This is all to say that the 19th century characters in my novel are not my husband’s ancestors, nor are they really based on his ancestors. They’re people I imagined lives for, based on what I learned about what it was like to live in Memphis in 1870 or 1880. The main character researching her dead husband’s family is not me, my husband is not dead, and her sons are not my sons. I created her and her genealogical journey to explore history, the meaning of family, and the surprising things we discover about ourselves when we embark on that journey.
Is there such a thing as a cool book-recommending mom? Because if there is, I might be one. My kids have always been big readers, and I kept them supplied with the latest and greatest by reading lots of book reviews. For a while, I was also their school librarian, so the other kids got the benefit of my obsessive searches for the really worthwhile books. Several of them would come to me every time they finished a book and asked me to find something else they would like.
At some point, my kids began to reject kids books and even young adult books. That was about the age of 10 or so. It was a bit of a challenge to find reading material for them in those “tween” years that was challenging enough for them intellectually but not grossly inappropriate for them emotionally.
The most fun has been since the oldest started high school, when I was able to recommend books that I really like and know they were old enough to appreciate them. They both enjoy reading fiction (although they’re not in the habit of it the way they used to be) and they usually ask me for a suggestion when they’re in the mood to read. Our reading taste has a lot of overlap, so this is fun for me and, I think, useful for them. I have several hundred linear feet of bookshelves in the basement where I store the fiction I’ve read. We go downstairs and I start pulling books out for them.
When my older son was in high school, the book recommendations extended to his friends. He would sometimes lend them books of mine (which I didn’t always get back) or give them titles to read. Occasionally when one of them was at our house we’d look at the shelves together and choose something.
A couple of days ago, my younger son had a friend over whom I don’t know that well. I was upstairs trying to fix a desk drawer when my son came into the room and said, “How about I work on that while you go downstairs and give N some book recommendations.” Recommending books is way more fun than fixing a drawer, so I handed over the screwdriver and headed down the stairs. We spent 15 or 20 minutes talking about what sorts of books he’d enjoyed in the past (Dostoyevsky, Ishiguro) and I tried to match him up with some new authors (Richard Powers, Donna Tartt). I’m looking forward to getting a progress report from him.

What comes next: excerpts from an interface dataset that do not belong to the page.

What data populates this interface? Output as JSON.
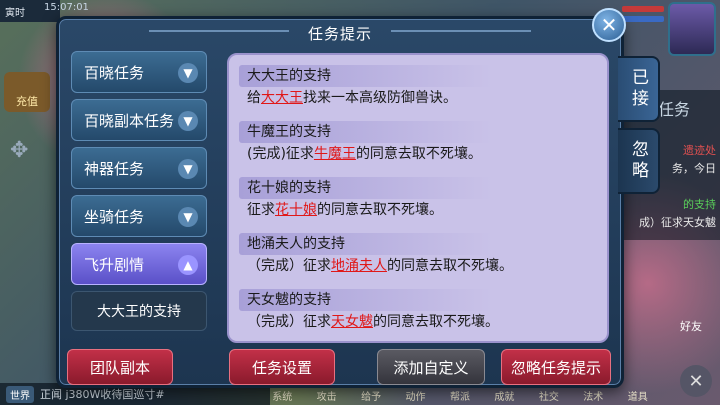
{
  "background": {
    "time_label": "寅时",
    "clock": "15:07:01",
    "charge_label": "充值",
    "task_word": "任务",
    "side_lines": [
      "遗迹处",
      "务，今日",
      "的支持",
      "成）征求天女魃"
    ],
    "chat_world": "世界",
    "chat_text": "正闻  j380W收待国巡寸#",
    "bottom_menu": [
      "系统",
      "攻击",
      "给予",
      "动作",
      "帮派",
      "成就",
      "社交",
      "法术"
    ],
    "friend_label": "好友",
    "items_label": "道具"
  },
  "dialog": {
    "title": "任务提示",
    "close_icon": "✕",
    "categories": [
      {
        "label": "百晓任务",
        "expanded": false
      },
      {
        "label": "百晓副本任务",
        "expanded": false
      },
      {
        "label": "神器任务",
        "expanded": false
      },
      {
        "label": "坐骑任务",
        "expanded": false
      },
      {
        "label": "飞升剧情",
        "expanded": true
      }
    ],
    "sub_item": "大大王的支持",
    "tasks": [
      {
        "title": "大大王的支持",
        "pre": "给",
        "highlight": "大大王",
        "post": "找来一本高级防御兽诀。"
      },
      {
        "title": "牛魔王的支持",
        "pre": "(完成)征求",
        "highlight": "牛魔王",
        "post": "的同意去取不死壤。"
      },
      {
        "title": "花十娘的支持",
        "pre": "征求",
        "highlight": "花十娘",
        "post": "的同意去取不死壤。"
      },
      {
        "title": "地涌夫人的支持",
        "pre": "（完成）征求",
        "highlight": "地涌夫人",
        "post": "的同意去取不死壤。"
      },
      {
        "title": "天女魃的支持",
        "pre": "（完成）征求",
        "highlight": "天女魃",
        "post": "的同意去取不死壤。"
      }
    ],
    "footer": {
      "team_dungeon": "团队副本",
      "task_settings": "任务设置",
      "add_custom": "添加自定义",
      "ignore_tips": "忽略任务提示"
    },
    "side_tabs": {
      "accepted": "已接",
      "ignored": "忽略"
    }
  },
  "colors": {
    "highlight": "#e01818",
    "panel": "#c9c2e8",
    "active_category": "#7a70e0",
    "red_button": "#a82238"
  }
}
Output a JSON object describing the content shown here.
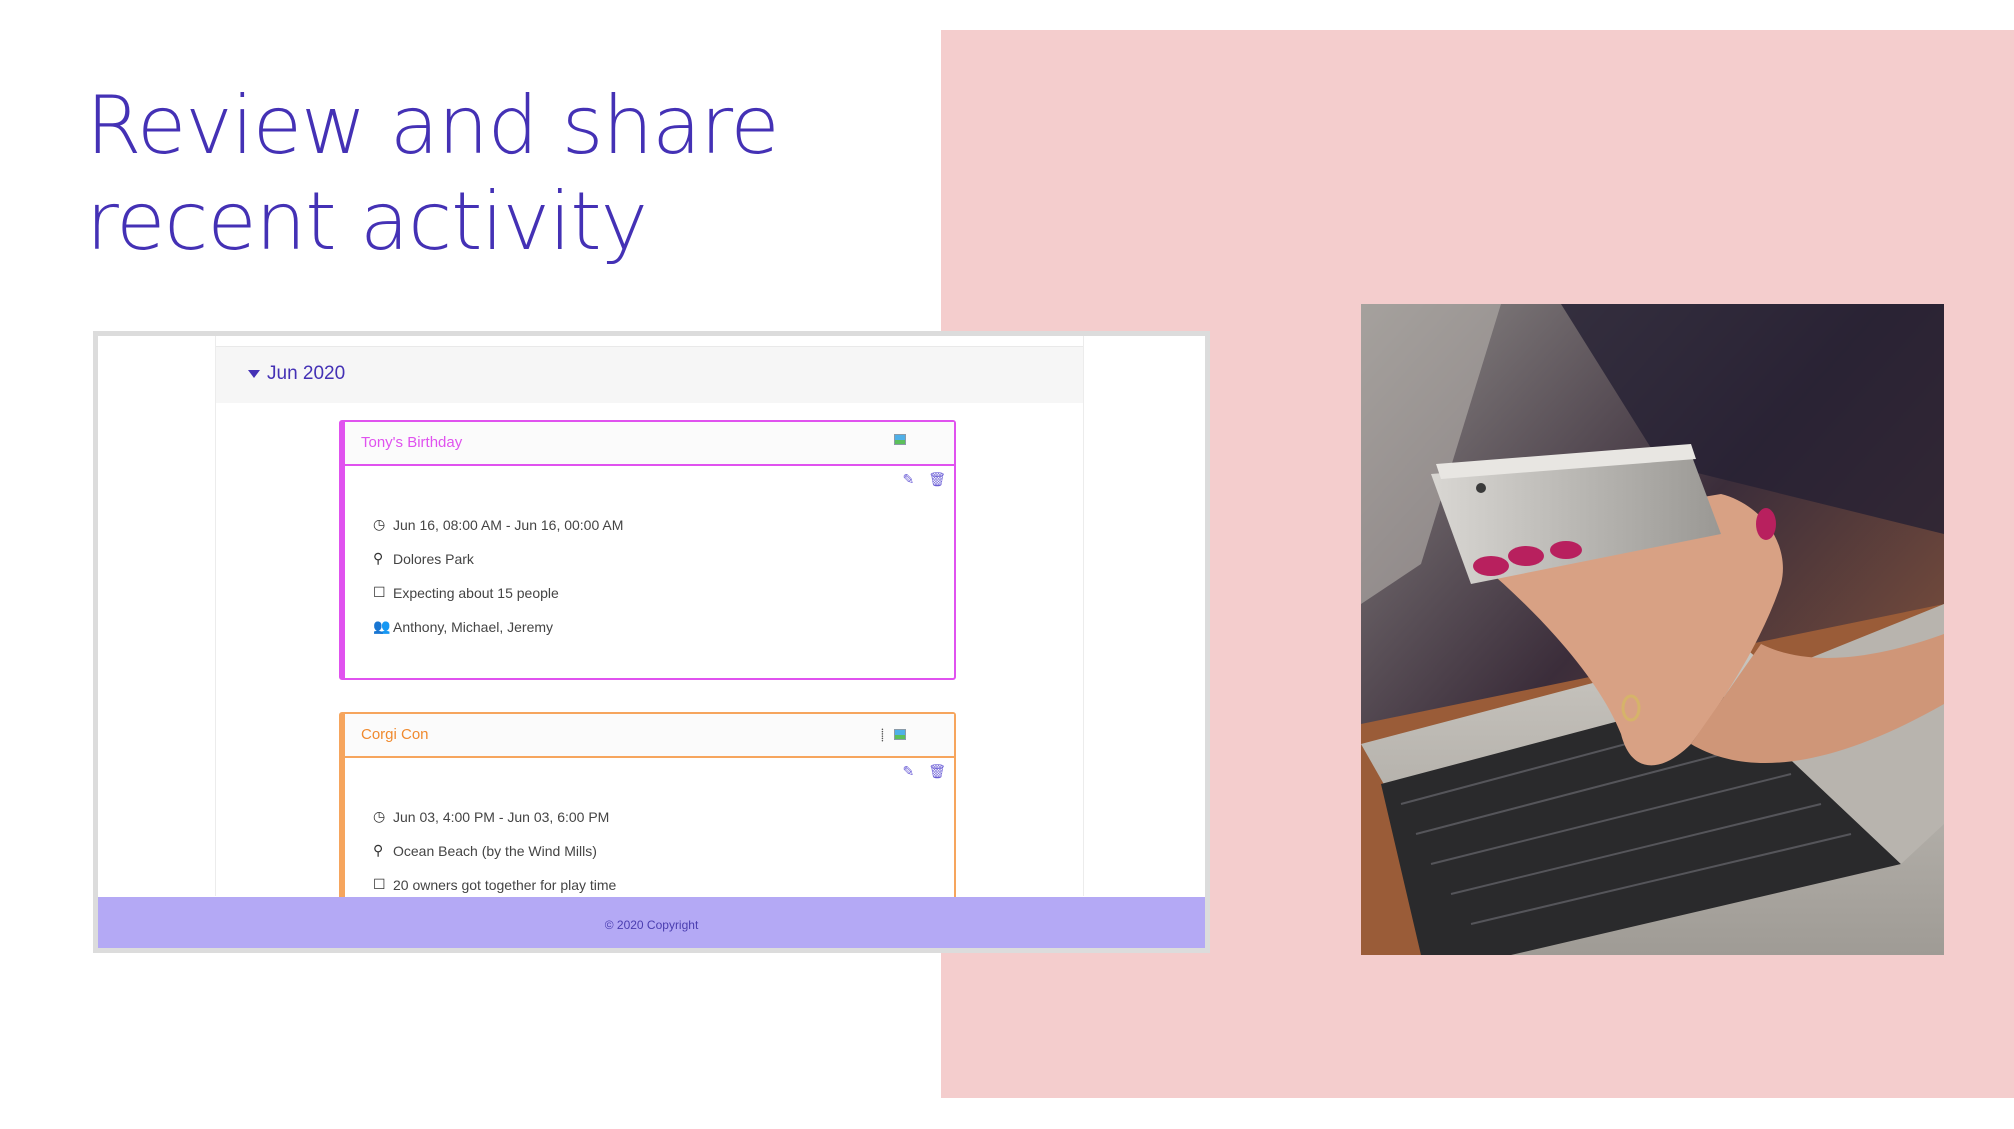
{
  "headline": {
    "line1": "Review and share",
    "line2": "recent activity"
  },
  "timeline": {
    "month_label": "Jun 2020",
    "events": [
      {
        "title": "Tony's Birthday",
        "time": "Jun 16, 08:00 AM - Jun 16, 00:00 AM",
        "location": "Dolores Park",
        "note": "Expecting about 15 people",
        "people": "Anthony, Michael, Jeremy",
        "color": "#e052ef"
      },
      {
        "title": "Corgi Con",
        "time": "Jun 03, 4:00 PM - Jun 03, 6:00 PM",
        "location": "Ocean Beach (by the Wind Mills)",
        "note": "20 owners got together for play time",
        "color": "#f6a55d"
      }
    ]
  },
  "footer": {
    "copyright": "© 2020 Copyright"
  },
  "icons": {
    "caret": "caret-down-icon",
    "image": "image-icon",
    "walk": "footprints-icon",
    "edit": "edit-icon",
    "delete": "trash-icon",
    "clock": "clock-icon",
    "pin": "map-pin-icon",
    "note": "note-icon",
    "people": "users-icon"
  },
  "colors": {
    "accent": "#4431b5",
    "panel": "#f4cdcd",
    "footer": "#b4a9f5"
  }
}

We were on the west coast visiting colleges this week. Every information session and tour makes that school sound like the best place on the planet. Compared to being a grownup, I suppose, any college is fantastic. This is the second (and last) time we’ve been through this process and both times it’s provoked existential angst about my own college choice.
Back in those days, we made our college selections based on the flimsiest of reasons, with next to no research. Looking at five schools this week (and this is only the very beginning), I can’t help thinking I’d have had a better experience at pretty much any of them than at the school I attended. Sure, there are people I wouldn’t have met, but I probably could have been happier overall without the excessive Greek influence and the southern preppy culture. I was a girl from the soybean fields of the midwest. What did I know from debutantes? I spent four years muddling through, without ever considering any other options. I probably should have transferred, or gotten involved in more campus activities or sought out a mentor or somehow gotten more out of the experience. Would that I could do it all over again.
It’s true: “Youth is wasted on the young.” (George Bernard Shaw)